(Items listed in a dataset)
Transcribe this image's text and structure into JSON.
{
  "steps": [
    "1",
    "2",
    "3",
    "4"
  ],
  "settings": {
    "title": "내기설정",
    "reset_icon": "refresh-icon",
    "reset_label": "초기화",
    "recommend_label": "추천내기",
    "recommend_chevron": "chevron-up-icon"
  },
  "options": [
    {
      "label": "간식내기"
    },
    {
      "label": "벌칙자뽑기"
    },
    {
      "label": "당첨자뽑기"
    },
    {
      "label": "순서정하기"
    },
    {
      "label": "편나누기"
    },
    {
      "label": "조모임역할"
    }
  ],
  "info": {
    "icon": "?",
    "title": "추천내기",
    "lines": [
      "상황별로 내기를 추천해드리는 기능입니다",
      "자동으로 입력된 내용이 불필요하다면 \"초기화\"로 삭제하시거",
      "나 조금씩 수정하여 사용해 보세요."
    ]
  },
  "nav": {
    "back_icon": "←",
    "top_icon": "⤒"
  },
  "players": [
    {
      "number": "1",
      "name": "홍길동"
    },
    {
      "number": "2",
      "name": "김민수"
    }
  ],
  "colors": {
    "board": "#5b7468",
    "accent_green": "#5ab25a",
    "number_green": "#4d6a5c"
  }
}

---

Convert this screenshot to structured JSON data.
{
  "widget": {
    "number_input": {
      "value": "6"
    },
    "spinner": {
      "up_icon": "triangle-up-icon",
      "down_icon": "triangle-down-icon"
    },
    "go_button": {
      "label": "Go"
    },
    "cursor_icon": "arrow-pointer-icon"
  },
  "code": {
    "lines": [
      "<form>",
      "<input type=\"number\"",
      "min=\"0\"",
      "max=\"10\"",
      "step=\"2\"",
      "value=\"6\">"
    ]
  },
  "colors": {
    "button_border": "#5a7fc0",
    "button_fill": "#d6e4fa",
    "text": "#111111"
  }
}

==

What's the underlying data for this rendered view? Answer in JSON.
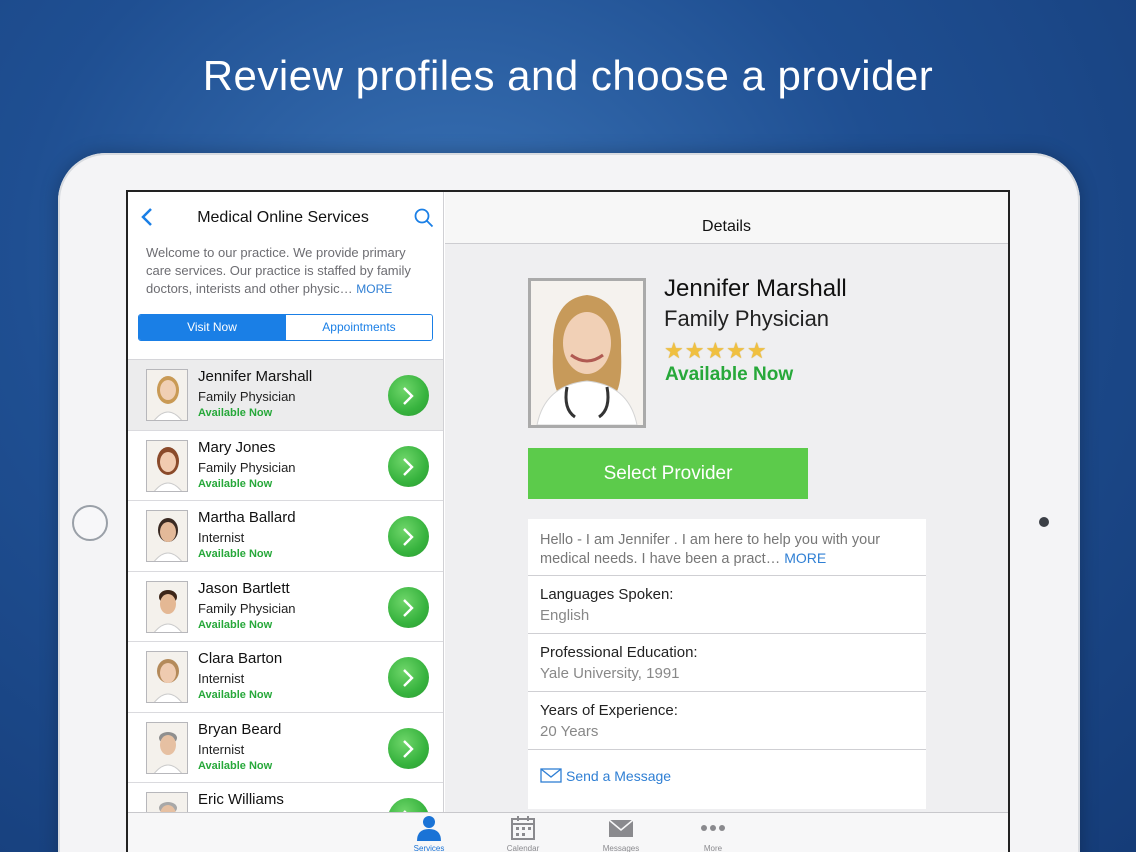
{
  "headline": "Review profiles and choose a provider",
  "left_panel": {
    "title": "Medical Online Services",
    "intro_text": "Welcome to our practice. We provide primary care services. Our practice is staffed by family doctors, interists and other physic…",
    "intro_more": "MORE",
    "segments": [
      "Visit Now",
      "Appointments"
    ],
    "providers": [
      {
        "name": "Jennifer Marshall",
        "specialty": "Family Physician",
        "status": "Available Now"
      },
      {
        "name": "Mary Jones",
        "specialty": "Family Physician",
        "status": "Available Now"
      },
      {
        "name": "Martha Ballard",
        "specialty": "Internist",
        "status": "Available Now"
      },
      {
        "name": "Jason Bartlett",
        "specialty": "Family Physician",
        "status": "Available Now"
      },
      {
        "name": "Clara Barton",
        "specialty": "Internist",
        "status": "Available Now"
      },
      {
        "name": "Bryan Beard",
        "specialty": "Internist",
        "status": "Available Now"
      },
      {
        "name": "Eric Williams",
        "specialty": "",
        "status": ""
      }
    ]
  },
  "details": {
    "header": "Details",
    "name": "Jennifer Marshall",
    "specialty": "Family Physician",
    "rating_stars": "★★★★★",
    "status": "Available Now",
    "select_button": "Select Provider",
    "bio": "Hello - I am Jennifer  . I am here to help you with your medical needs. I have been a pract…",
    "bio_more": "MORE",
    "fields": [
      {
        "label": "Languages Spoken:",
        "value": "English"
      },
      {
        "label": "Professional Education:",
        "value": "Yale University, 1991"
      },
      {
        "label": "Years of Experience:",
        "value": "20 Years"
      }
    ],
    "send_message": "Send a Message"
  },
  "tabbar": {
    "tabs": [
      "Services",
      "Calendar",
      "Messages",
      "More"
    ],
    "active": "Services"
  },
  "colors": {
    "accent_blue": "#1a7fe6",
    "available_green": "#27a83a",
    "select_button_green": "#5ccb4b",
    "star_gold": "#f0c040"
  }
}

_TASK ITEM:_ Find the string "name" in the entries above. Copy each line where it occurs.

_ANSWER BELOW:_
      "name": "홍길동"
      "name": "김민수"
        "name": "Jennifer Marshall",
        "name": "Mary Jones",
        "name": "Martha Ballard",
        "name": "Jason Bartlett",
        "name": "Clara Barton",
        "name": "Bryan Beard",
        "name": "Eric Williams",
    "name": "Jennifer Marshall",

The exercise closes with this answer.